Despite the antitrust cries of consumer groups and competitors, the Web’s newest online travel site is ready for liftoff, touting server technology as its strategic advantage.

A joint venture operated by five big U.S. airlines, Orbitz.com will take wing in June, joining the booming online travel services market currently ruled by Travelocity and Expedia Inc., in which consumers can buy airline tickets, reserve hotel rooms, or rent cars.

Orbitz.com, a US$50 million technology venture co-owned by United Airlines Inc., Delta Air Lines Inc., Continental Airlines Inc., Northwest Airlines Corp., and American Airlines Inc., will try to cash in on some of those consumer dollars.

The company is vaunting what it describes as a superior server-based distributed architecture.
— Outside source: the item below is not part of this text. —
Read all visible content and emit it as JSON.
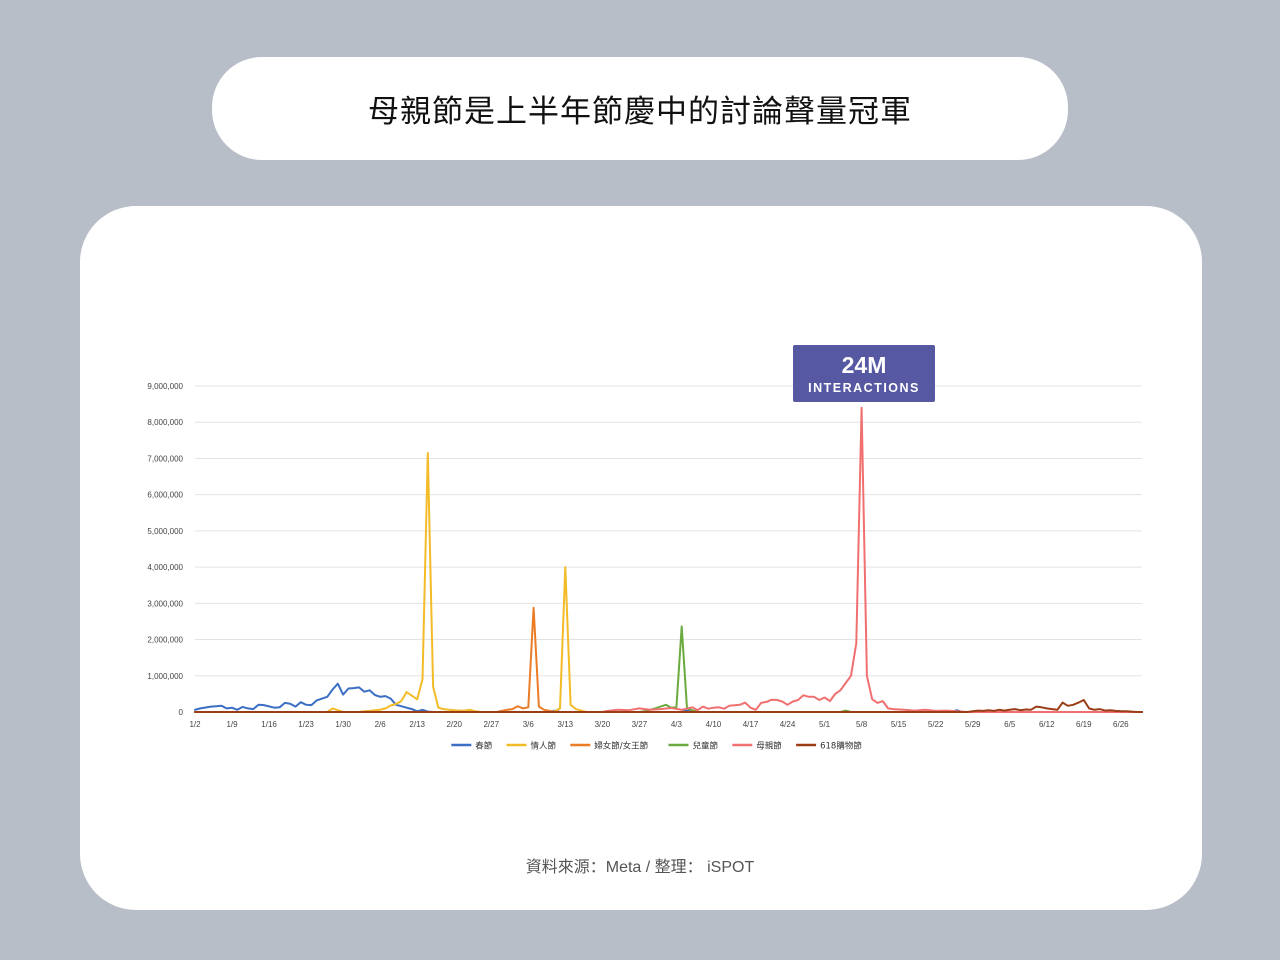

Its systems have been built from the ground up to tackle the complex problem of searching billions and billions of travel prices, rules, and schedules.

“We are not just slapping a new front end onto existing systems,” said Orbitz CIO Kevin Malover. “We are rewriting it. Because our system is so distributed, we can write new bits of functionality in Java and displace existing systems bit by bit.”

Orbitz’s modular architecture lets the company more easily upgrade functionality features such as searching, researching, and booking, and the system can more easily scale to meet the needs of the rapidly growing online travel industry.

Malover said that Travelocity and Expedia’s sites still rely on 30-year-old GDS (global distribution system) technologies that come from companies such as Sabre and Worldspan and that run on mainframe computers.

Both Travelocity and Expedia have moved much of their processing off of those mainframes during the past six months.

“Just the threat of Orbitz has made Travelocity and Expedia improve their search engines,” Malover said. “They see that server technology is the way to go.”

Orbitz itself still relies on GDS to execute travel booking, Malover admitted, “but [it will] move off the GDS this year.” Before that can happen, Orbitz has to create direct booking connections to all 450 airlines it sells. So far, 35 airlines have agreed to the direct connection.

Orbitz’s server-based searching technology can turn up hundreds of responses to queries. Consumers can then sort those responses by price or carrier or number of stops, depending on their individual requirements.

Orbitz is launching its site to the general consumer market, looking to cash in on the growing market. It may offer other services down the road.

“It’s possible [in the future] we would offer these services to other organizations such as travel agents,” Malover said.

“We used to have two hotly competitive sites,” said Karen Rice, an analyst at PhoCusWright, a Sherman, Connecticut-based online travel market analysis firm. “Now we’ll have three.”